* [WHAT THE TASK REQUIRES] Exact copy, no pictures: return all the records as they stand.

* [RECORDED INFORMATION]
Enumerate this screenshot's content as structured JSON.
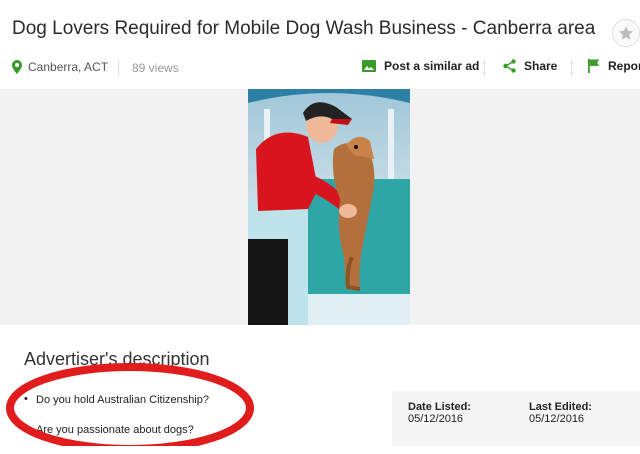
{
  "listing": {
    "title": "Dog Lovers Required for Mobile Dog Wash Business - Canberra area",
    "location": "Canberra, ACT",
    "views": "89 views"
  },
  "actions": {
    "post_similar": "Post a similar ad",
    "share": "Share",
    "report": "Report"
  },
  "description": {
    "heading": "Advertiser's description",
    "items": [
      "Do you hold Australian Citizenship?",
      "Are you passionate about dogs?"
    ]
  },
  "details": {
    "date_listed_label": "Date Listed:",
    "date_listed": "05/12/2016",
    "last_edited_label": "Last Edited:",
    "last_edited": "05/12/2016"
  },
  "icons": {
    "favourite": "star-icon",
    "location": "map-pin-icon",
    "post_similar": "image-icon",
    "share": "share-icon",
    "report": "flag-icon"
  },
  "colors": {
    "accent_green": "#3a9b2a",
    "annotation_red": "#e11c1c"
  }
}
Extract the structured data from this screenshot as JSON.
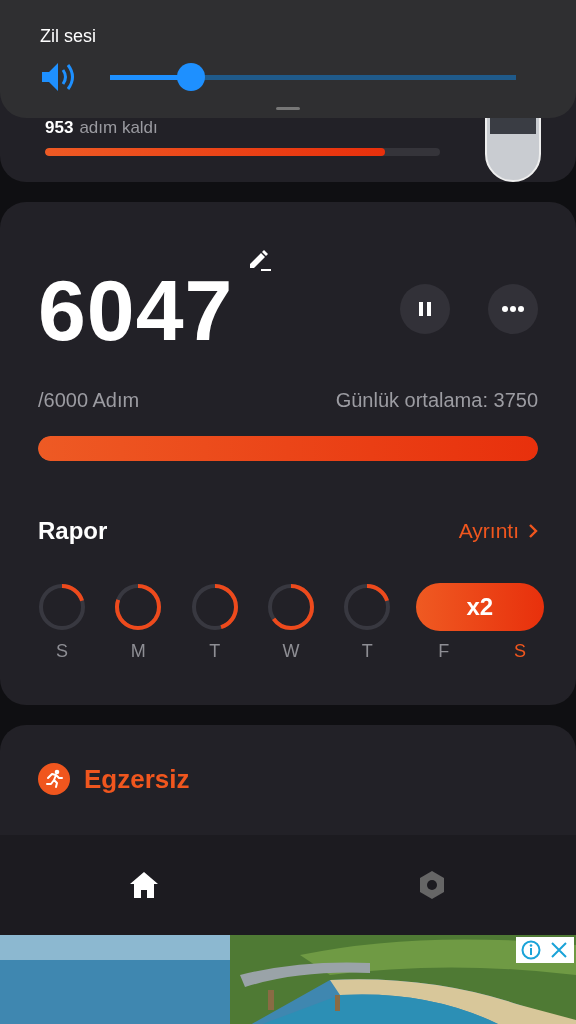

* [RESPONSE FOR THIS EXERCISE]
Enumerate this screenshot's content as structured JSON.
{
  "listing": {
    "title": "Dog Lovers Required for Mobile Dog Wash Business - Canberra area",
    "location": "Canberra, ACT",
    "views": "89 views"
  },
  "actions": {
    "post_similar": "Post a similar ad",
    "share": "Share",
    "report": "Report"
  },
  "description": {
    "heading": "Advertiser's description",
    "items": [
      "Do you hold Australian Citizenship?",
      "Are you passionate about dogs?"
    ]
  },
  "details": {
    "date_listed_label": "Date Listed:",
    "date_listed": "05/12/2016",
    "last_edited_label": "Last Edited:",
    "last_edited": "05/12/2016"
  },
  "icons": {
    "favourite": "star-icon",
    "location": "map-pin-icon",
    "post_similar": "image-icon",
    "share": "share-icon",
    "report": "flag-icon"
  },
  "colors": {
    "accent_green": "#3a9b2a",
    "annotation_red": "#e11c1c"
  }
}
Extract the structured data from this screenshot as JSON.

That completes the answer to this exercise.